Resetting PIPAJanuary 15, 2012
It is time for Senate Majority Leader Harry Reid and the Senate to recognize that PIPA is a lot more controversial and complicated than they thought. That means withdrawing their motion for cloture and promoting a balanced and open discussion about the best ways to address legitimate concerns regarding digital copyright infringement and counterfeiting without trampling civil liberties, disrupting the inner workings of the Internet, or harming the economic potential of the Internet economy.

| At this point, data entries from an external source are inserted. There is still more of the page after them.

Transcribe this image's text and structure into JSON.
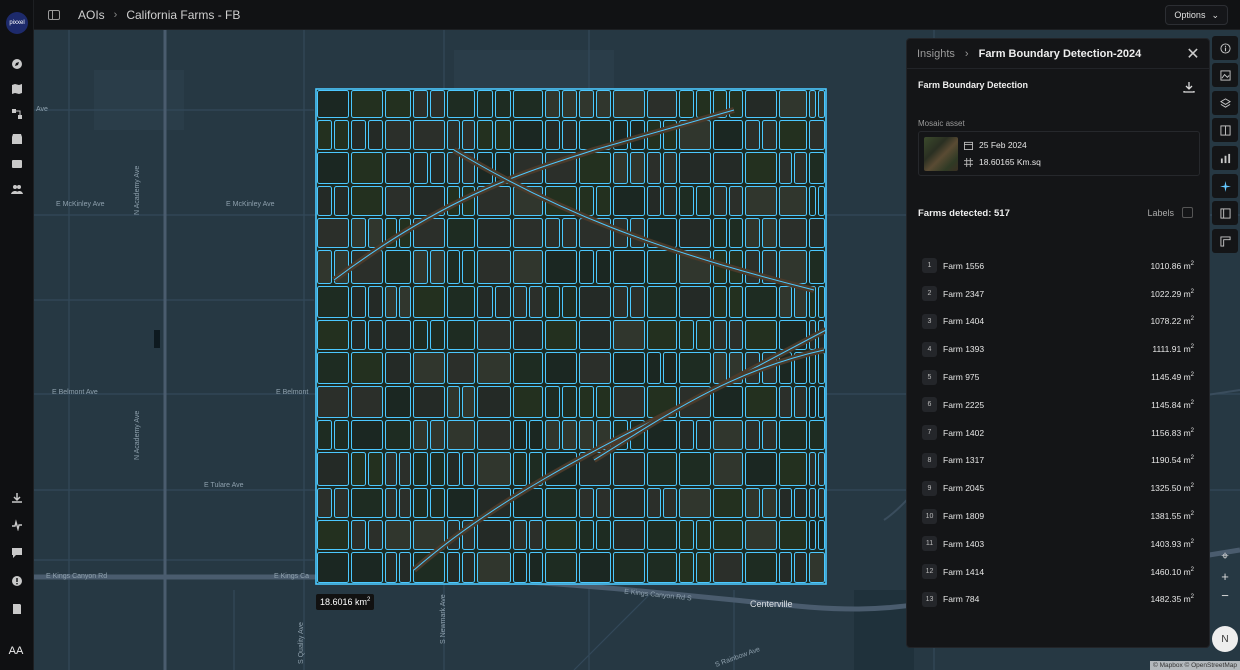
{
  "logo": {
    "text": "pixxel"
  },
  "avatar": {
    "initials": "AA"
  },
  "breadcrumb": {
    "root": "AOIs",
    "current": "California Farms - FB"
  },
  "header": {
    "options_label": "Options"
  },
  "map": {
    "roads": {
      "mckinley_left": "E McKinley Ave",
      "mckinley_right": "E McKinley Ave",
      "belmont_left": "E Belmont Ave",
      "belmont_right": "E Belmont",
      "tulare": "E Tulare Ave",
      "kings_left": "E Kings Canyon Rd",
      "kings_right": "E Kings Ca",
      "kings_s": "E Kings Canyon Rd S",
      "academy": "N Academy Ave",
      "academy_s": "N Academy Ave",
      "quality": "S Quality Ave",
      "newmark": "S Newmark Ave",
      "rainbow": "S Rainbow Ave",
      "ave_top": "Ave"
    },
    "city": "Centerville",
    "scale_text": "18.6016 km",
    "scale_sup": "2",
    "attribution": "© Mapbox © OpenStreetMap"
  },
  "panel": {
    "breadcrumb_root": "Insights",
    "breadcrumb_current": "Farm Boundary Detection-2024",
    "section_title": "Farm Boundary Detection",
    "mosaic_label": "Mosaic asset",
    "mosaic_date": "25 Feb 2024",
    "mosaic_area": "18.60165 Km.sq",
    "farms_detected": "Farms detected: 517",
    "labels_toggle": "Labels",
    "area_unit": "m",
    "area_sup": "2",
    "farms": [
      {
        "idx": "1",
        "name": "Farm 1556",
        "area": "1010.86"
      },
      {
        "idx": "2",
        "name": "Farm 2347",
        "area": "1022.29"
      },
      {
        "idx": "3",
        "name": "Farm 1404",
        "area": "1078.22"
      },
      {
        "idx": "4",
        "name": "Farm 1393",
        "area": "1111.91"
      },
      {
        "idx": "5",
        "name": "Farm 975",
        "area": "1145.49"
      },
      {
        "idx": "6",
        "name": "Farm 2225",
        "area": "1145.84"
      },
      {
        "idx": "7",
        "name": "Farm 1402",
        "area": "1156.83"
      },
      {
        "idx": "8",
        "name": "Farm 1317",
        "area": "1190.54"
      },
      {
        "idx": "9",
        "name": "Farm 2045",
        "area": "1325.50"
      },
      {
        "idx": "10",
        "name": "Farm 1809",
        "area": "1381.55"
      },
      {
        "idx": "11",
        "name": "Farm 1403",
        "area": "1403.93"
      },
      {
        "idx": "12",
        "name": "Farm 1414",
        "area": "1460.10"
      },
      {
        "idx": "13",
        "name": "Farm 784",
        "area": "1482.35"
      }
    ]
  },
  "right_rail": {
    "compass": "N"
  },
  "colors": {
    "boundary": "#4cc8ff",
    "map_bg": "#263843",
    "accent": "#64c8ff"
  }
}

While an extraordinarily large and diverse group of individuals, companies, and organizations have been making this very point for weeks and months, the last few days have witnessed the emergence of a bipartisan consensus that PIPA is fatally flawed. The only reasonable action at this point is to engage in a hard reset and begin a fact-based dialogue with representatives of all sides. Such an approach would be a significant improvement over PIPA’s original hearing-free approval by the Senate Judiciary Committee.

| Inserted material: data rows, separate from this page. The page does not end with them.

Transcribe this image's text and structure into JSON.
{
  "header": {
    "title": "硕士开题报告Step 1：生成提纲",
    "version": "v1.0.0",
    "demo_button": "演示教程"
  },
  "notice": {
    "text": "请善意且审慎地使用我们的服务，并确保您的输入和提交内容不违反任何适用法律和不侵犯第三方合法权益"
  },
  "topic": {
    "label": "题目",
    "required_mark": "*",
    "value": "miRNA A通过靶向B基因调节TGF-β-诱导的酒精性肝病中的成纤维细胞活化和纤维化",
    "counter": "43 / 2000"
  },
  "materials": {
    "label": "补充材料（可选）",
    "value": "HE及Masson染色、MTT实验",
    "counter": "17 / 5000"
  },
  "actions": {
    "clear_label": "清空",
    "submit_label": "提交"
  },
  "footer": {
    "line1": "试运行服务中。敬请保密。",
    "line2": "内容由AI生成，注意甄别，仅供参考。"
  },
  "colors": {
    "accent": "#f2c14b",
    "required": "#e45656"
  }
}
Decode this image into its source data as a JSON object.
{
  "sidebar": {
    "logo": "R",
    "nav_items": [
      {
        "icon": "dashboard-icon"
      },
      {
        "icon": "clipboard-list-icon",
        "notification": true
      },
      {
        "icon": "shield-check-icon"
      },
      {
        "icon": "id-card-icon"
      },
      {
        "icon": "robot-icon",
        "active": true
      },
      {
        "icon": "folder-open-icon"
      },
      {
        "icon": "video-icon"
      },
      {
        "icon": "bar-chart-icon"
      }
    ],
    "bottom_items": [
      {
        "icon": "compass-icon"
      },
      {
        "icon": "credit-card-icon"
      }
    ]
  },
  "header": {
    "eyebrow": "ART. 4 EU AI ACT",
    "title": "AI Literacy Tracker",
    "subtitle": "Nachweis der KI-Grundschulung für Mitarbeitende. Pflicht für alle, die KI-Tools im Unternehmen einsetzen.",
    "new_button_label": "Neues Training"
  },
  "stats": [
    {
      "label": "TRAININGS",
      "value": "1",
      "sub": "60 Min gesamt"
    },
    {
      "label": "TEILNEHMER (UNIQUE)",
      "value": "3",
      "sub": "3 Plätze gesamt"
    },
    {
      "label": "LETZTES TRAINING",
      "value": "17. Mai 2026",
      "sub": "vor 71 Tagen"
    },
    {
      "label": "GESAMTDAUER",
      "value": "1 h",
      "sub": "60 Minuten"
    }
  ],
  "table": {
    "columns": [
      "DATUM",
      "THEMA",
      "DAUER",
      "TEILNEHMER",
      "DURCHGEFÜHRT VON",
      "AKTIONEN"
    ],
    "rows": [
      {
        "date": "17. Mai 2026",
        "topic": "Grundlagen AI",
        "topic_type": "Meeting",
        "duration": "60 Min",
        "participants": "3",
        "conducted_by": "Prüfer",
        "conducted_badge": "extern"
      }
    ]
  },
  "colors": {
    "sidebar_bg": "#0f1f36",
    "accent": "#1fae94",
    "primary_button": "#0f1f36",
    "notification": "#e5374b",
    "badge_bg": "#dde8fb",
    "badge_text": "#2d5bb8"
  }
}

On Friday, Chairman Lamar Smith announced his intention to remove the Domain Name System (DNS) elements from SOPA, PIPA’s cousin in the House. This reversal followed weeks and months of defending DNS filtering as effective and not harmful to cyber security and human rights solely based on the word of a few individuals the pro-SOPA/PIPA lobby actively amplified. Such a late stage adjustment to a central part of the bill suggests that the entire concept may be fatally flawed, given that much of the legislation was drafted in a similar one sided manner.
That same day, Republican Senators Grassley, Hatch, Sessions, Cornyn, Lee and Coburn – two of whom co-sponsored PIPA – wrote to Leader Reid urging him to slow the advance of PIPA and give the Senate a real chance to consider its implications.

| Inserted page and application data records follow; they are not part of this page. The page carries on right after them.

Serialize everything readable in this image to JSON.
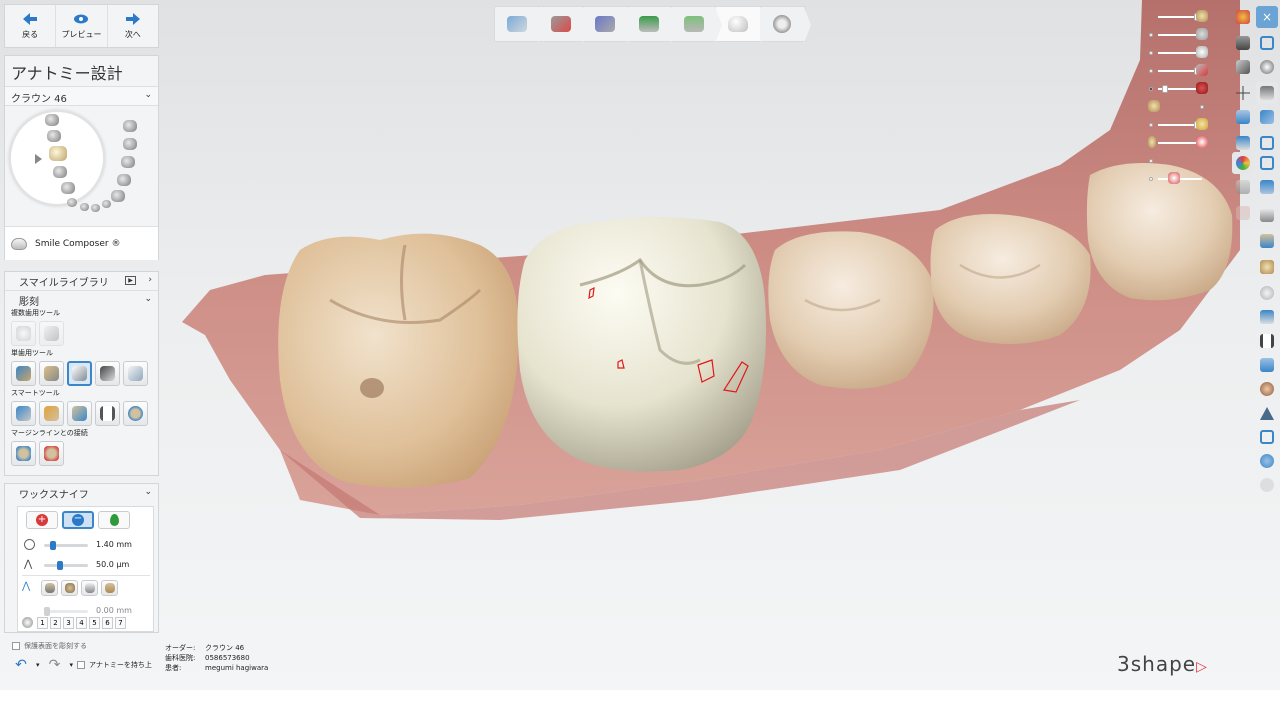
{
  "nav": {
    "back_label": "戻る",
    "preview_label": "プレビュー",
    "next_label": "次へ"
  },
  "design": {
    "title": "アナトミー設計",
    "selected_crown": "クラウン 46",
    "smile_composer_label": "Smile Composer ®"
  },
  "tools": {
    "smile_library_label": "スマイルライブラリ",
    "sculpt_label": "彫刻",
    "multi_tooth_tools_label": "複数歯用ツール",
    "single_tooth_tools_label": "単歯用ツール",
    "smart_tools_label": "スマートツール",
    "margin_connection_label": "マージンラインとの接続"
  },
  "wax_knife": {
    "label": "ワックスナイフ",
    "radius_value": "1.40 mm",
    "radius_fraction": 0.15,
    "height_value": "50.0 μm",
    "height_fraction": 0.35,
    "offset_value": "0.00 mm",
    "offset_fraction": 0.0,
    "numbers": [
      "1",
      "2",
      "3",
      "4",
      "5",
      "6",
      "7"
    ]
  },
  "bottom": {
    "protect_label": "保護表面を彫刻する",
    "keep_anatomy_label": "アナトミーを持ち上"
  },
  "order": {
    "order_label": "オーダー:",
    "order_value": "クラウン 46",
    "clinic_label": "歯科医院:",
    "clinic_value": "0586573680",
    "patient_label": "患者:",
    "patient_value": "megumi hagiwara"
  },
  "brand": {
    "name": "3shape"
  },
  "colors": {
    "accent": "#2c79c7",
    "gum": "#c9837c",
    "crown": "#e8e6d6",
    "tooth": "#e7d8c2",
    "contact_marks": "#e01818",
    "brand_red": "#e0343f"
  },
  "icons": {
    "workflow": [
      "scan-prep-icon",
      "trim-icon",
      "margin-line-icon",
      "insertion-direction-icon",
      "cement-gap-icon",
      "anatomy-design-icon",
      "finalize-icon"
    ],
    "right_toolbar": [
      "color-icon",
      "close-icon",
      "camera-icon",
      "fullscreen-icon",
      "view-icon",
      "sphere-icon",
      "axis-icon",
      "jaw-icon",
      "cross-section-icon",
      "frame-icon",
      "clipping-icon",
      "box-icon",
      "texture-icon",
      "color-map-icon",
      "monitor-icon",
      "cube-icon",
      "layer-icon",
      "caution-icon"
    ]
  }
}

Yesterday the White House weighed in with concerns as well. Intellectual Property Enforcement Coordinator Victoria Espinel, U.S. Chief Technology Officer Aneesh Chopra, and Special Assistant to the President and Cybersecurty Coordinator for National Security Howard Schmidt expressed reservations about any provisions that would encourage online censorship, create cybersecurity risks by disrupting the underlying architecture of the Internet, provide blanket immunity to intermediaries, and allow incumbents to litigate innovative startups to death.
Senators Grassley, Hatch, Sessions, Cornyn, Lee, and Coburn, Coordinator Espinel, Chief Chopra, and Coordinator Schmidt, and countless companies, online services, websites, entrepreneurs, editorial boards, bloggers, nonprofit organizations, and think tanks are all correct – the solution to online counterfeiting and copyright infringement requires all sides to work together and all legitimate concerns to be considered and addressed. If it was not clear before, it is clear now that PIPA fails to do that.
At this point, the only responsible course of action is to withdrawn the motion for cloture and engage in a balanced and open discussion around these complex issues. It is time for the Senate leadership to take their collective feet off the gas, step back, and give this issue the thoughtful debate that it deserves.
Chairman Darrell Issa and Senator Ron Wyden have begun this work with the OPEN Act and have even dedicated an entire website to transparency and inclusiveness in the process. Such an approach to considering legislation that impacts something as important as the Internet should serve as a model and be embraced by the rest of the Senate.